**Your objective**
From the entries below, extract every line that includes the word "来自浙江".

**Exercise material**
══════
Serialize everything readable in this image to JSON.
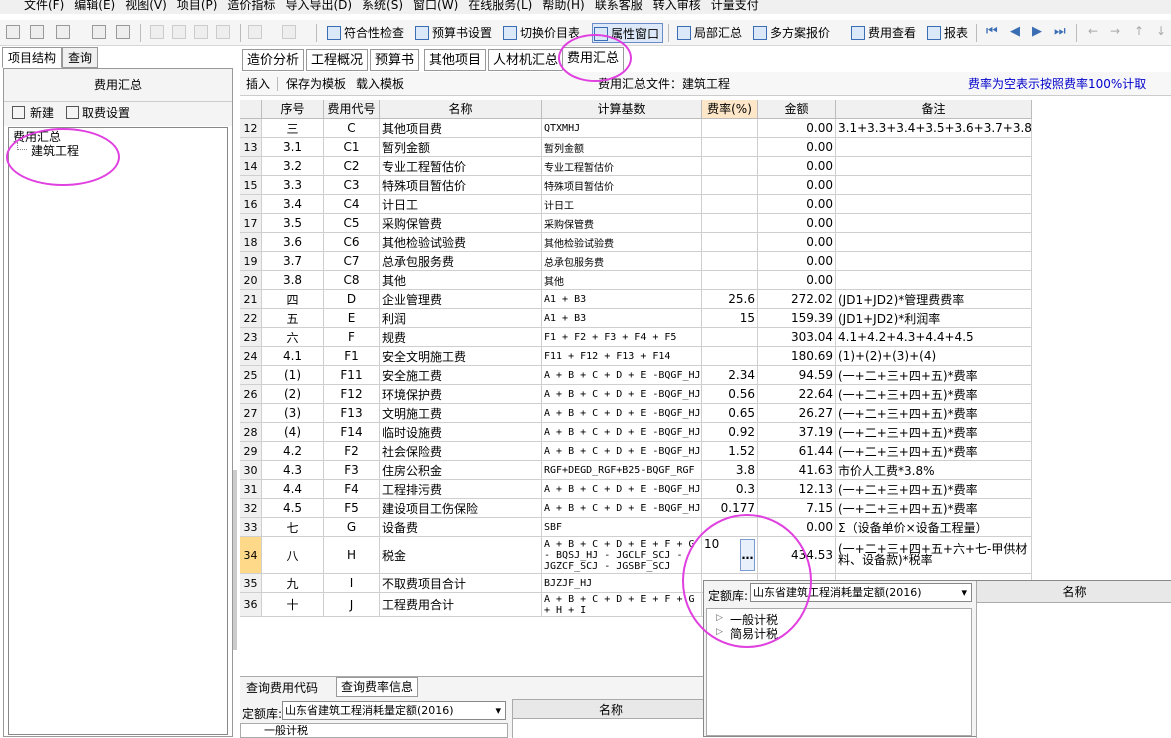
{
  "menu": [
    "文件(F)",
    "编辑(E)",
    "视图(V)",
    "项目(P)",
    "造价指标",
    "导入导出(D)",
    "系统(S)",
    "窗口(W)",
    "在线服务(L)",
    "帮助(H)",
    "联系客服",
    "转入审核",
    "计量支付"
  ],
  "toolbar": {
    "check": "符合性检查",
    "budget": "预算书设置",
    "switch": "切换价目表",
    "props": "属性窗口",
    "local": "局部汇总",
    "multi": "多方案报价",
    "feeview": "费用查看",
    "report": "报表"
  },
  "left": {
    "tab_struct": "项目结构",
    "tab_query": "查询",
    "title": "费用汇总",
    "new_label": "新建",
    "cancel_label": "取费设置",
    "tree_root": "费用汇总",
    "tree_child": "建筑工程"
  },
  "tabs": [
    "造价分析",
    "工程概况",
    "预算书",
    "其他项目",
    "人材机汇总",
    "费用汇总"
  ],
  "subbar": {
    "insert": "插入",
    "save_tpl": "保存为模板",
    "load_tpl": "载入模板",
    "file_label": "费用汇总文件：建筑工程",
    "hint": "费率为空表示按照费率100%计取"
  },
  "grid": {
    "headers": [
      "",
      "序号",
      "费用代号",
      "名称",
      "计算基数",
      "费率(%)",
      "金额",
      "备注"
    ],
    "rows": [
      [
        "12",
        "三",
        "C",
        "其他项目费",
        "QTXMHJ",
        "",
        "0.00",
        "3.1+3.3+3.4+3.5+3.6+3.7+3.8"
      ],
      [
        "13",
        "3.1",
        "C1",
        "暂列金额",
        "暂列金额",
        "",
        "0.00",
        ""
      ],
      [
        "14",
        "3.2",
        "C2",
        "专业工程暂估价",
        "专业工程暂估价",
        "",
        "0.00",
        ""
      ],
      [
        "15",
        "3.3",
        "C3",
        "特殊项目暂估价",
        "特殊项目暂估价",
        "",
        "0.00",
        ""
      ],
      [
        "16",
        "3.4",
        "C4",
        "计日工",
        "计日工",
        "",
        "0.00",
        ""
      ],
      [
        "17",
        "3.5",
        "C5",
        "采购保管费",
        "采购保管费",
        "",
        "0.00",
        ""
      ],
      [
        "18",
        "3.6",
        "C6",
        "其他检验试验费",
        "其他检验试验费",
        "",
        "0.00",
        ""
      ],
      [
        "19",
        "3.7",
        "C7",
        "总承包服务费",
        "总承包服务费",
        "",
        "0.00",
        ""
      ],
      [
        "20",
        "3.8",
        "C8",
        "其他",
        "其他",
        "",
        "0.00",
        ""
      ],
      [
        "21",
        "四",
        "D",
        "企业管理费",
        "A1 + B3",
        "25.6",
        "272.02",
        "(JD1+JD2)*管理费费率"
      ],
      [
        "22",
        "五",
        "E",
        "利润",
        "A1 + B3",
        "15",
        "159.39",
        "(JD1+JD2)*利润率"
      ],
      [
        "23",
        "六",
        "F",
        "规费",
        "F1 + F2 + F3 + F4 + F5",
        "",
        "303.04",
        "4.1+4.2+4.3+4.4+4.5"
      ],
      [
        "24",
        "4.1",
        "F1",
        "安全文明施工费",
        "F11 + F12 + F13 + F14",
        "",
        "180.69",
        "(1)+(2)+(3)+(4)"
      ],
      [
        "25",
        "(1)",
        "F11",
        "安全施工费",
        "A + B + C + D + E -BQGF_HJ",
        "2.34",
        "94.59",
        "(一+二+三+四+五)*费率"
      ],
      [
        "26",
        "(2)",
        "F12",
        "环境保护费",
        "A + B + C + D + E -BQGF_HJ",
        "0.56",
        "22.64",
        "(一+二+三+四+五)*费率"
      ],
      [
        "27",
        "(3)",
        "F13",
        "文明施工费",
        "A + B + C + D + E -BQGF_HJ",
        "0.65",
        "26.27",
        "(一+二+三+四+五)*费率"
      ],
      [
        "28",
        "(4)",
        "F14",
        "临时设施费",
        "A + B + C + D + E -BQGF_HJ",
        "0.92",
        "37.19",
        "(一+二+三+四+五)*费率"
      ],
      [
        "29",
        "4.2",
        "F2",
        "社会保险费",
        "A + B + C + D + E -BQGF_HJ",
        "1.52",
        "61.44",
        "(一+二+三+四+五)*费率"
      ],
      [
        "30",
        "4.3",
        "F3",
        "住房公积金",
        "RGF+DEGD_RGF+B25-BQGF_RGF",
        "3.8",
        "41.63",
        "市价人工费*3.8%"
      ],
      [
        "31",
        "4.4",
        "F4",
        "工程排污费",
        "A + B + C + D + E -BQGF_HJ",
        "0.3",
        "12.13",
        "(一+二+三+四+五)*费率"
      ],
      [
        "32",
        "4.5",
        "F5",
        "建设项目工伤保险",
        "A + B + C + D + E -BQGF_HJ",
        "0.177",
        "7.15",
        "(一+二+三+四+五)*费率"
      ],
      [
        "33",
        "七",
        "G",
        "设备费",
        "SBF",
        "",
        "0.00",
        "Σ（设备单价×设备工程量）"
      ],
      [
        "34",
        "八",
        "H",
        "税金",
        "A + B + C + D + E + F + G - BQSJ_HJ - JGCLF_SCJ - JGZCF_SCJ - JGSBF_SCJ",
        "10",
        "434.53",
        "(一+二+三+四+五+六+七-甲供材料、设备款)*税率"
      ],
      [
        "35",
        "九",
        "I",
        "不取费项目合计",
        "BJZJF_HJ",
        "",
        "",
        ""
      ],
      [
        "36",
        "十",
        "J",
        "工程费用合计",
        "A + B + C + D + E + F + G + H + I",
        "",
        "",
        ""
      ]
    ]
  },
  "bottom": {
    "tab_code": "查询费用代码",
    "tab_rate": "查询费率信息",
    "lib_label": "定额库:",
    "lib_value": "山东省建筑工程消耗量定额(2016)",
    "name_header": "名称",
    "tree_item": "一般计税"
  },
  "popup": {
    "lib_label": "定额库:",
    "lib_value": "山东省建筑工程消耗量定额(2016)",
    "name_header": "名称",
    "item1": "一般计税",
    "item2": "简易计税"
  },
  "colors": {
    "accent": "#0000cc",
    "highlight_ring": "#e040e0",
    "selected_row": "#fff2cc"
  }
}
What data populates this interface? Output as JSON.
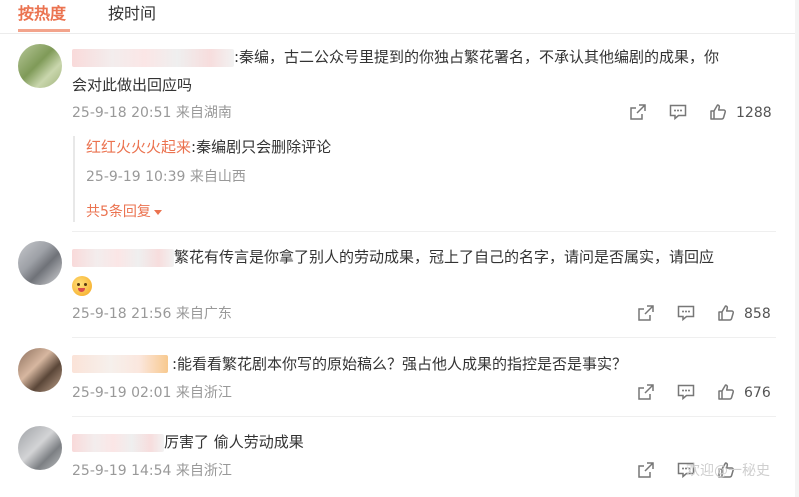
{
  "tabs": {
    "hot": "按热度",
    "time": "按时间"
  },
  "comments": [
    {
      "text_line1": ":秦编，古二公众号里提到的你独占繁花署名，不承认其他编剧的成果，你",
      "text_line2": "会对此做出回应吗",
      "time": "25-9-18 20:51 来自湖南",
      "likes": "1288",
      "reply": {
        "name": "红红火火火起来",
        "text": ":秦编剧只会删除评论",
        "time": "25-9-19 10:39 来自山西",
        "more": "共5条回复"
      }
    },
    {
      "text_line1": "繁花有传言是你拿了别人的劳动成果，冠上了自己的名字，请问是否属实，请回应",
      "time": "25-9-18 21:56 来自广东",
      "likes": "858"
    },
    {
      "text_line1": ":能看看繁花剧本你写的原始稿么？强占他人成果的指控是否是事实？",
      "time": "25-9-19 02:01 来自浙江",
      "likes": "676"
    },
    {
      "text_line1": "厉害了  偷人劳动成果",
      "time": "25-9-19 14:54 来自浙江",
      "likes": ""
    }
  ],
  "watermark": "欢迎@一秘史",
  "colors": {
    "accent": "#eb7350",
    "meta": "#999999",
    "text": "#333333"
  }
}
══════
**Answer below**
      "time": "25-9-19 02:01 来自浙江",
      "time": "25-9-19 14:54 来自浙江",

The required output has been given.